New Filesharing Implementation in Docker Desktop Windows Improves Developer Inner Loop UX

David Scott

Dec 12 2019

A common developer workflow when using frameworks like Symfony or React is to edit the source code using a Windows IDE while running the app itself in a Docker container. The source is shared between the host and the container with a command like the following:

$ docker run -v C:\Users\me:/code -p 8080:8080 my-symfony-app

This allows the developer to edit the source code, save the changes and immediately see the results in their browser. This is where file sharing performance becomes critical.

The latest Edge release of Docker Desktop for Windows 2.1.7.0 has a completely new filesharing implementation using Filesystem in Userspace (FUSE) instead of Samba which:

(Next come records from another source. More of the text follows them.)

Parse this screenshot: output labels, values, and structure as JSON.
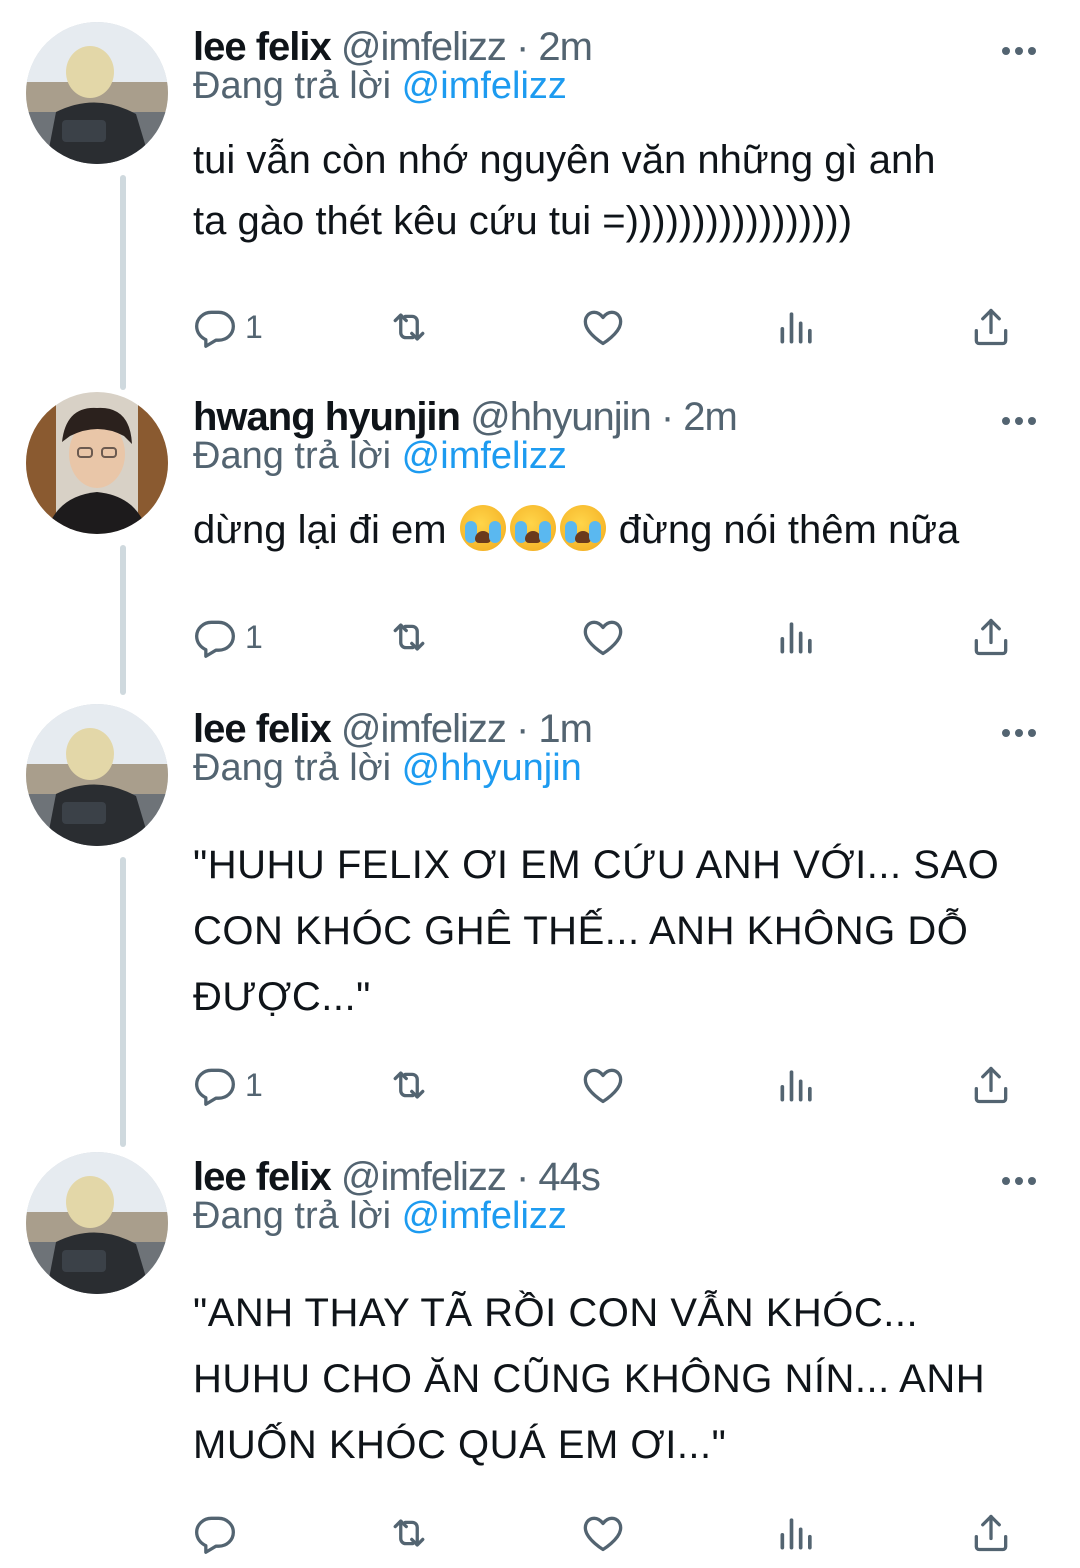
{
  "colors": {
    "accent": "#1d9bf0",
    "secondary_text": "#536471",
    "thread_line": "#cfd9de"
  },
  "tweets": [
    {
      "name": "lee felix",
      "handle": "@imfelizz",
      "dot": " · ",
      "time": "2m",
      "replying_prefix": "Đang trả lời ",
      "replying_to": "@imfelizz",
      "text_line1": "tui vẫn còn nhớ nguyên văn những gì anh",
      "text_line2": "ta gào thét kêu cứu tui =)))))))))))))))))",
      "reply_count": "1",
      "avatar_icon": "profile-photo"
    },
    {
      "name": "hwang hyunjin",
      "handle": "@hhyunjin",
      "dot": " · ",
      "time": "2m",
      "replying_prefix": "Đang trả lời ",
      "replying_to": "@imfelizz",
      "text_before_emoji": "dừng lại đi em ",
      "emoji": "loudly-crying-face",
      "text_after_emoji": " đừng nói thêm nữa",
      "reply_count": "1",
      "avatar_icon": "profile-photo"
    },
    {
      "name": "lee felix",
      "handle": "@imfelizz",
      "dot": " · ",
      "time": "1m",
      "replying_prefix": "Đang trả lời ",
      "replying_to": "@hhyunjin",
      "text_line1": "\"HUHU FELIX ƠI EM CỨU ANH VỚI... SAO",
      "text_line2": "CON KHÓC GHÊ THẾ... ANH KHÔNG DỖ",
      "text_line3": "ĐƯỢC...\"",
      "reply_count": "1",
      "avatar_icon": "profile-photo"
    },
    {
      "name": "lee felix",
      "handle": "@imfelizz",
      "dot": " · ",
      "time": "44s",
      "replying_prefix": "Đang trả lời ",
      "replying_to": "@imfelizz",
      "text_line1": "\"ANH THAY TÃ RỒI CON VẪN KHÓC...",
      "text_line2": "HUHU CHO ĂN CŨNG KHÔNG NÍN... ANH",
      "text_line3": "MUỐN KHÓC QUÁ EM ƠI...\"",
      "reply_count": "",
      "avatar_icon": "profile-photo"
    }
  ],
  "actions": {
    "reply_icon": "reply-icon",
    "retweet_icon": "retweet-icon",
    "like_icon": "like-icon",
    "views_icon": "analytics-icon",
    "share_icon": "share-icon",
    "more_icon": "more-icon"
  }
}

  • uses caching to (for example) reduce page load time in Symfony by up to 60%;
  • supports Linux inotify events, triggering automatic recompilation / reload when the source code is changed;
  • is independent of how you authenticate to Windows: smartcard, Azure AD are all fine;
  • always works irrespective of whether your VPN is connected or disconnected;
  • reduces the amount of code running as Administrator.

Your feedback needed!

This improvement is available today in the Edge 2.1.7.0 release and will roll-out to the stable channel later once we’ve had enough positive feedback. Please download it, give it a try and let us know how it goes.  If you discover any problems, please report them on GitHub and make sure you fill descriptions and reproduction steps so that we can quickly investigate.

Big performance improvements

Performance is vital when application source code is being shared between the host and a container. For example when a developer uses the Symfony PHP framework, edits the source code and then reloads the page in the browser, the web-server in the container must re-read many PHP files stored on the host. This must be fast.

The following graph shows the time taken to load a page of a simple symfony demo in three configurations:

  1. Previous version: this is the implementation in earlier versions of Docker Desktop
  2. Docker Desktop Edge 2.1.7.0: this is the new (faster!) implementation
  3. In-container: the files are not shared from the host at all, instead they are stored in the container to show the upper limit on possible future performance.

The two bars on the left hand side show the latency (in seconds) using an older version of Docker Desktop. Note that the second fetch is only slightly better than the first, suggesting that the effect of caching is small.

The two bars on the right hand side show the latency when the files are not shared at all, but are stored entirely inside the VM. This is the upper limit on performance if the volume sharing system were perfect and had zero overheads.

The two bars in the middle show the latency when the files are shared with the new system in Docker Desktop Edge 2.1.7.0. The initial (uncached) fetch is already better than with the previous Desktop version, but the second (cached) fetch is 60% faster!

Additional enhancements

As well as big performance improvements, the new implementation has the following additional benefits:

  • The new version can’t conflict with organisation-wide security policies as we don’t need to use Administrator privileges to share the drive and create a firewall exception for port 445.
  • The new version doesn’t require the user to enter their domain credentials. Not only is this fundamentally more secure, but it avoids the user having to re-enter their credentials every time they change their password. Many organisations require regular password changes, which means the user needed to refresh the credentials frequently.
  • The new version supports users who authenticate via a smartcard, or AzureAD or any other method. Previously we could only support users who login with a username and password.
  • The new version is immune to a class of problems caused by enterprise VPN clients and endpoint security software clashing with the Hyper-V network adapter.

Stay tuned for a follow up post that deep dives into the new Docker Desktop filesharing implementation using FUSE.